    All material on this site has been provided by the respective publishers and authors. You can help correct errors and omissions. When requesting a correction, please mention this item's handle: RePEc:cje:issued:v:38:y:2005:i:1:p:174-193. See general information about how to correct material in RePEc.

    For technical questions regarding this item, or to correct its authors, title, abstract, bibliographic or download information, contact: (Prof. Werner Antweiler). General contact details of provider: http://edirc.repec.org/data/ceaaaea.html .

    If you have authored this item and are not yet registered with RePEc, we encourage you to do it here. This allows to link your profile to this item. It also allows you to accept potential citations to this item that we are uncertain about.

    We have no references for this item. You can help adding them by using this form .

    If you know of missing items citing this one, you can help us creating those links by adding the relevant references in the same way as above, for each refering item. If you are a registered author of this item, you may also want to check the "citations" tab in your RePEc Author Service profile, as there may be some citations waiting for confirmation.

    Please note that corrections may take a couple of weeks to filter through the various RePEc services.
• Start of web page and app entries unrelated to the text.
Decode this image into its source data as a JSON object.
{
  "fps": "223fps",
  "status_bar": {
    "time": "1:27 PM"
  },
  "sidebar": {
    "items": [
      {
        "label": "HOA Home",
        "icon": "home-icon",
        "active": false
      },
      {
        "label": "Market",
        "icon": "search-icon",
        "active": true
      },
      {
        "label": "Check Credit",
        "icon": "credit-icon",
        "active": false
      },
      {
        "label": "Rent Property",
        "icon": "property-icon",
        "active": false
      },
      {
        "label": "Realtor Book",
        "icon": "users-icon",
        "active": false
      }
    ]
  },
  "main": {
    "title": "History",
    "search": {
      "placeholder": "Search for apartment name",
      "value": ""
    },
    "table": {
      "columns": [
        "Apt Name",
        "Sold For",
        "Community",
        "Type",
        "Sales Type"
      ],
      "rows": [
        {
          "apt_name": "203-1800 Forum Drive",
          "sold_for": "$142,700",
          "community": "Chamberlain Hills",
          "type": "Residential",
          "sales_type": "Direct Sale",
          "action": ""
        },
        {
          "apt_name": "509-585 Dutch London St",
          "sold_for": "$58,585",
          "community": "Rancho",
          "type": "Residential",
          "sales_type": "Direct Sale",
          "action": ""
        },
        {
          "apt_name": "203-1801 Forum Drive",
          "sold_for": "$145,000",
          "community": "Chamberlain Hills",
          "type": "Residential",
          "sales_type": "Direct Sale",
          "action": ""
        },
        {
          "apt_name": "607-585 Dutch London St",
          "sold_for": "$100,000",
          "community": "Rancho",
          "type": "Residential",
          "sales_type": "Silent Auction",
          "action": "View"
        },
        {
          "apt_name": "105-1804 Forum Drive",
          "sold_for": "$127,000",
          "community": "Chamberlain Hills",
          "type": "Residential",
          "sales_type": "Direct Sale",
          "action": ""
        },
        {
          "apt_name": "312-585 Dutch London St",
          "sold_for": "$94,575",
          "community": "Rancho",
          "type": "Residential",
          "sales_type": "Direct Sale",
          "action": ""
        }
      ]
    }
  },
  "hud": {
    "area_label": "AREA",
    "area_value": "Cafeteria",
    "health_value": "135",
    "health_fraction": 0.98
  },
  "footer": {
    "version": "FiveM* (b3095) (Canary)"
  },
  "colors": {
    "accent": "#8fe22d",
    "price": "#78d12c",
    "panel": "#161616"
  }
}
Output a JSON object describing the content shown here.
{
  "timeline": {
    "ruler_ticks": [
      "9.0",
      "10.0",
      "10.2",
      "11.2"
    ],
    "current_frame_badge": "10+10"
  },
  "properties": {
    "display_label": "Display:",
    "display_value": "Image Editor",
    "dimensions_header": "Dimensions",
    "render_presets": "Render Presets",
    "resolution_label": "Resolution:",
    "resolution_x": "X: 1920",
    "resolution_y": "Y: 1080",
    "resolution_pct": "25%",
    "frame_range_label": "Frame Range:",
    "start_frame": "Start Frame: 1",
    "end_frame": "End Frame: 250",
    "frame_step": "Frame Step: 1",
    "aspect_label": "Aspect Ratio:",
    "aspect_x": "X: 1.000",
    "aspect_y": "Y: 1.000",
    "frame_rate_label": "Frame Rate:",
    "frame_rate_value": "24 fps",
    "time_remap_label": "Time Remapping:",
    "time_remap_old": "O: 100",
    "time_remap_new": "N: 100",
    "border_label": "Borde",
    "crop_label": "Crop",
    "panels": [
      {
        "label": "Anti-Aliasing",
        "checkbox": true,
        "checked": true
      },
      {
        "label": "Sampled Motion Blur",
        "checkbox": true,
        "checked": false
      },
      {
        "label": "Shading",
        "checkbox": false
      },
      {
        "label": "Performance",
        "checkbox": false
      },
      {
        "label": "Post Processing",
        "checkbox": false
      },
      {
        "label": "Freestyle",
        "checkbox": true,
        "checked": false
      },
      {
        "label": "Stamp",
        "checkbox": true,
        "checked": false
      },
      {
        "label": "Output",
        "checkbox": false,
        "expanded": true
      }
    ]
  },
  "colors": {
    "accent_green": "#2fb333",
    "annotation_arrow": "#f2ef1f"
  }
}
    IDEAS is a RePEc service hosted by the Research Division of the Federal Reserve Bank of St. Louis . RePEc uses bibliographic data supplied by the respective publishers.